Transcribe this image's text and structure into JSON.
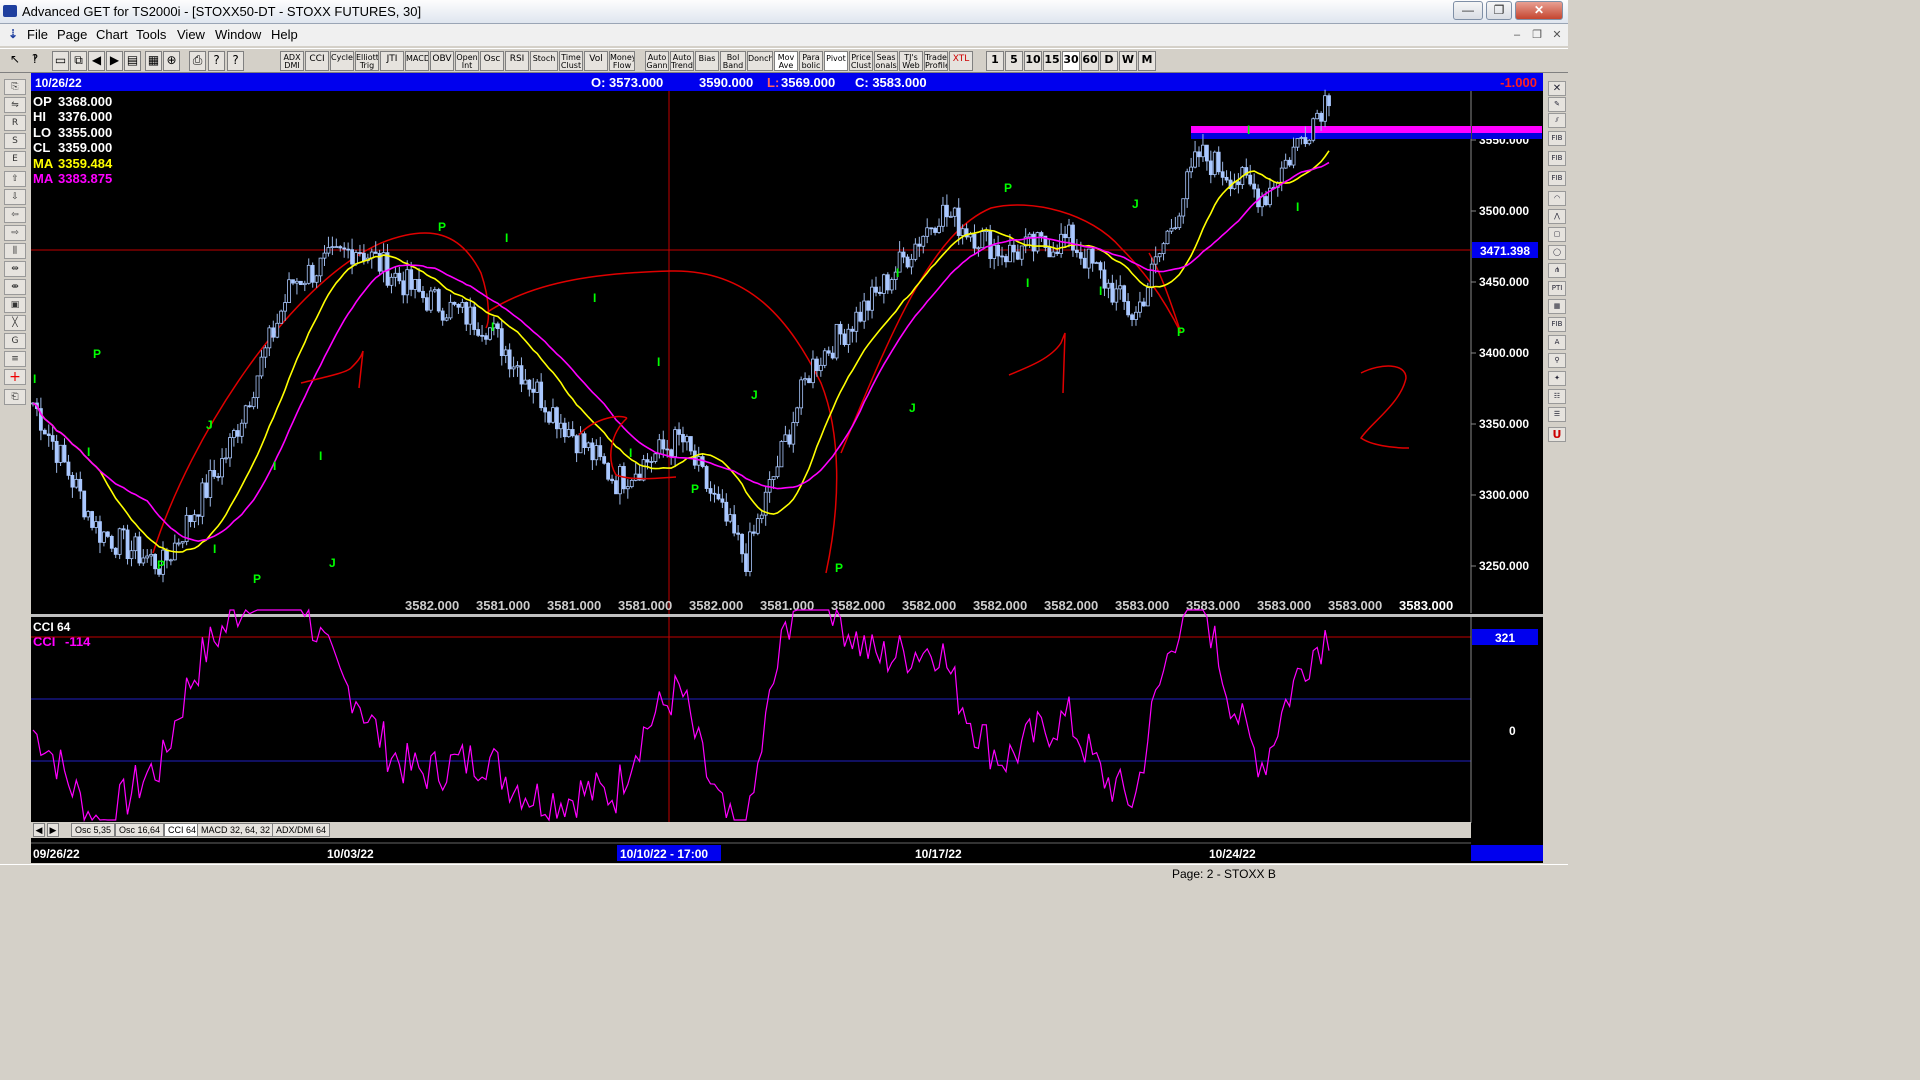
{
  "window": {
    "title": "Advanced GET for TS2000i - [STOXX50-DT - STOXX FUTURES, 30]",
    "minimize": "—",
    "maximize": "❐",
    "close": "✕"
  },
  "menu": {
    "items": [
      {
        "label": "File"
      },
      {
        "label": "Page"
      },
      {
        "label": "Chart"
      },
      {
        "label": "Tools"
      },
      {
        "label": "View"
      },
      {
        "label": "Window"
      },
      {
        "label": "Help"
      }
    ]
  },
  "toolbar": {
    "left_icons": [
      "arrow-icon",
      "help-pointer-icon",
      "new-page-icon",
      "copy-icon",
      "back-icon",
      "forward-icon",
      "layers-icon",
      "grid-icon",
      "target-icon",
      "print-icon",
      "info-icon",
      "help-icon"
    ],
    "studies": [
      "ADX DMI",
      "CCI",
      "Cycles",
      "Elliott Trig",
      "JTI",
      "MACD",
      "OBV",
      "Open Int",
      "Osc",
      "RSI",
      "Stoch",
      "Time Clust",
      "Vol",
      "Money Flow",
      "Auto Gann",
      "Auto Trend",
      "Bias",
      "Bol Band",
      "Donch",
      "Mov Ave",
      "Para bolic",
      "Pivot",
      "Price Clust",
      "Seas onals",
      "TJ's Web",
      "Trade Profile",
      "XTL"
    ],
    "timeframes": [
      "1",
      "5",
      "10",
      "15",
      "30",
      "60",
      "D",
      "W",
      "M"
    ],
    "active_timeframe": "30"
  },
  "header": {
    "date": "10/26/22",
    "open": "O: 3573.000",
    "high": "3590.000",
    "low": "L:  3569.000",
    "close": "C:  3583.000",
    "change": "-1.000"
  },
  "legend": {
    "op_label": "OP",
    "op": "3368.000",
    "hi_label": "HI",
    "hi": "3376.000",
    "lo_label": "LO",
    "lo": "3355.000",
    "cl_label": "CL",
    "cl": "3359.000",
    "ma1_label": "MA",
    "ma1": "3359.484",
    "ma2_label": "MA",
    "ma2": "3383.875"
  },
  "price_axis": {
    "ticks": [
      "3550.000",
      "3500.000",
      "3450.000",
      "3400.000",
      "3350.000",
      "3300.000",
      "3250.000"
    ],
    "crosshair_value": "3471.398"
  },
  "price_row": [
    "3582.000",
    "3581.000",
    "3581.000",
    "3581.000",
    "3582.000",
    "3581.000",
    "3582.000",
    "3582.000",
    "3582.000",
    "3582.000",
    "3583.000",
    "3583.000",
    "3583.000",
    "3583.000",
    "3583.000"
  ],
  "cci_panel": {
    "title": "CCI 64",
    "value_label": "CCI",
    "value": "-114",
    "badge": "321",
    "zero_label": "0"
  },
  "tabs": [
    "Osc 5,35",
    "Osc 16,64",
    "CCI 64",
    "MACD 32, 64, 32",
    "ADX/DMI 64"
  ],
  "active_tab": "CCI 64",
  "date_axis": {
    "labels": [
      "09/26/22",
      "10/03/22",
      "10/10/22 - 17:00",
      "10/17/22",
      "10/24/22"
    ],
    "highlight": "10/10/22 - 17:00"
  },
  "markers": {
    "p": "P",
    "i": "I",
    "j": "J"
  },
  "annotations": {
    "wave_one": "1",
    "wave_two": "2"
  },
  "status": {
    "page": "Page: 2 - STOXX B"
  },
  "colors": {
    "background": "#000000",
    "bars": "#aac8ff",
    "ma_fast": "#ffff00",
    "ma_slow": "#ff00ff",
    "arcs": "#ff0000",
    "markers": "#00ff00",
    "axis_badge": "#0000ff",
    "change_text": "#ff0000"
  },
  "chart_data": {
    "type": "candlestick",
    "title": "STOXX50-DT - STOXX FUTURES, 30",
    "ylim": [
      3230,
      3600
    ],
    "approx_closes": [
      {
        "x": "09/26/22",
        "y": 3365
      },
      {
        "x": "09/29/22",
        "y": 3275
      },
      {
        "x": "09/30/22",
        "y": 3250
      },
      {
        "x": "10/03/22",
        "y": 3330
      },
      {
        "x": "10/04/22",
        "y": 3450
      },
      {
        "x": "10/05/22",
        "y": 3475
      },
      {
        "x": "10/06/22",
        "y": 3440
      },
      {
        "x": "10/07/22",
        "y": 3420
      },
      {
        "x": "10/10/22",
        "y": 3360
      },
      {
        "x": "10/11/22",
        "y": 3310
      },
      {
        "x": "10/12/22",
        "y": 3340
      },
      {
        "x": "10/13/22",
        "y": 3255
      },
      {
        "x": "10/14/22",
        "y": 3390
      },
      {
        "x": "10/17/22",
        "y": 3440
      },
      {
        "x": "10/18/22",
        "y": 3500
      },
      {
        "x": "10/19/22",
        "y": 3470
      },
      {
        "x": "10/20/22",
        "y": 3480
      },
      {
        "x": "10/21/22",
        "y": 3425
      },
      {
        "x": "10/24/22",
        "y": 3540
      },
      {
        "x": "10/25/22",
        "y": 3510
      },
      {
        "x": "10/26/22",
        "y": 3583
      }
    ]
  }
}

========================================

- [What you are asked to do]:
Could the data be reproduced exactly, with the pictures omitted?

- [Written reply]:
Transcribe this image's text and structure into JSON.
{
  "window": {
    "title": "Advanced GET for TS2000i - [STOXX50-DT - STOXX FUTURES, 30]",
    "minimize": "—",
    "maximize": "❐",
    "close": "✕"
  },
  "menu": {
    "items": [
      {
        "label": "File"
      },
      {
        "label": "Page"
      },
      {
        "label": "Chart"
      },
      {
        "label": "Tools"
      },
      {
        "label": "View"
      },
      {
        "label": "Window"
      },
      {
        "label": "Help"
      }
    ]
  },
  "toolbar": {
    "left_icons": [
      "arrow-icon",
      "help-pointer-icon",
      "new-page-icon",
      "copy-icon",
      "back-icon",
      "forward-icon",
      "layers-icon",
      "grid-icon",
      "target-icon",
      "print-icon",
      "info-icon",
      "help-icon"
    ],
    "studies": [
      "ADX DMI",
      "CCI",
      "Cycles",
      "Elliott Trig",
      "JTI",
      "MACD",
      "OBV",
      "Open Int",
      "Osc",
      "RSI",
      "Stoch",
      "Time Clust",
      "Vol",
      "Money Flow",
      "Auto Gann",
      "Auto Trend",
      "Bias",
      "Bol Band",
      "Donch",
      "Mov Ave",
      "Para bolic",
      "Pivot",
      "Price Clust",
      "Seas onals",
      "TJ's Web",
      "Trade Profile",
      "XTL"
    ],
    "timeframes": [
      "1",
      "5",
      "10",
      "15",
      "30",
      "60",
      "D",
      "W",
      "M"
    ],
    "active_timeframe": "30"
  },
  "header": {
    "date": "10/26/22",
    "open": "O: 3573.000",
    "high": "3590.000",
    "low": "L:  3569.000",
    "close": "C:  3583.000",
    "change": "-1.000"
  },
  "legend": {
    "op_label": "OP",
    "op": "3368.000",
    "hi_label": "HI",
    "hi": "3376.000",
    "lo_label": "LO",
    "lo": "3355.000",
    "cl_label": "CL",
    "cl": "3359.000",
    "ma1_label": "MA",
    "ma1": "3359.484",
    "ma2_label": "MA",
    "ma2": "3383.875"
  },
  "price_axis": {
    "ticks": [
      "3550.000",
      "3500.000",
      "3450.000",
      "3400.000",
      "3350.000",
      "3300.000",
      "3250.000"
    ],
    "crosshair_value": "3471.398"
  },
  "price_row": [
    "3582.000",
    "3581.000",
    "3581.000",
    "3581.000",
    "3582.000",
    "3581.000",
    "3582.000",
    "3582.000",
    "3582.000",
    "3582.000",
    "3583.000",
    "3583.000",
    "3583.000",
    "3583.000",
    "3583.000"
  ],
  "cci_panel": {
    "title": "CCI 64",
    "value_label": "CCI",
    "value": "-114",
    "badge": "321",
    "zero_label": "0"
  },
  "tabs": [
    "Osc 5,35",
    "Osc 16,64",
    "CCI 64",
    "MACD 32, 64, 32",
    "ADX/DMI 64"
  ],
  "active_tab": "CCI 64",
  "date_axis": {
    "labels": [
      "09/26/22",
      "10/03/22",
      "10/10/22 - 17:00",
      "10/17/22",
      "10/24/22"
    ],
    "highlight": "10/10/22 - 17:00"
  },
  "markers": {
    "p": "P",
    "i": "I",
    "j": "J"
  },
  "annotations": {
    "wave_one": "1",
    "wave_two": "2"
  },
  "status": {
    "page": "Page: 2 - STOXX B"
  },
  "colors": {
    "background": "#000000",
    "bars": "#aac8ff",
    "ma_fast": "#ffff00",
    "ma_slow": "#ff00ff",
    "arcs": "#ff0000",
    "markers": "#00ff00",
    "axis_badge": "#0000ff",
    "change_text": "#ff0000"
  },
  "chart_data": {
    "type": "candlestick",
    "title": "STOXX50-DT - STOXX FUTURES, 30",
    "ylim": [
      3230,
      3600
    ],
    "approx_closes": [
      {
        "x": "09/26/22",
        "y": 3365
      },
      {
        "x": "09/29/22",
        "y": 3275
      },
      {
        "x": "09/30/22",
        "y": 3250
      },
      {
        "x": "10/03/22",
        "y": 3330
      },
      {
        "x": "10/04/22",
        "y": 3450
      },
      {
        "x": "10/05/22",
        "y": 3475
      },
      {
        "x": "10/06/22",
        "y": 3440
      },
      {
        "x": "10/07/22",
        "y": 3420
      },
      {
        "x": "10/10/22",
        "y": 3360
      },
      {
        "x": "10/11/22",
        "y": 3310
      },
      {
        "x": "10/12/22",
        "y": 3340
      },
      {
        "x": "10/13/22",
        "y": 3255
      },
      {
        "x": "10/14/22",
        "y": 3390
      },
      {
        "x": "10/17/22",
        "y": 3440
      },
      {
        "x": "10/18/22",
        "y": 3500
      },
      {
        "x": "10/19/22",
        "y": 3470
      },
      {
        "x": "10/20/22",
        "y": 3480
      },
      {
        "x": "10/21/22",
        "y": 3425
      },
      {
        "x": "10/24/22",
        "y": 3540
      },
      {
        "x": "10/25/22",
        "y": 3510
      },
      {
        "x": "10/26/22",
        "y": 3583
      }
    ]
  }
}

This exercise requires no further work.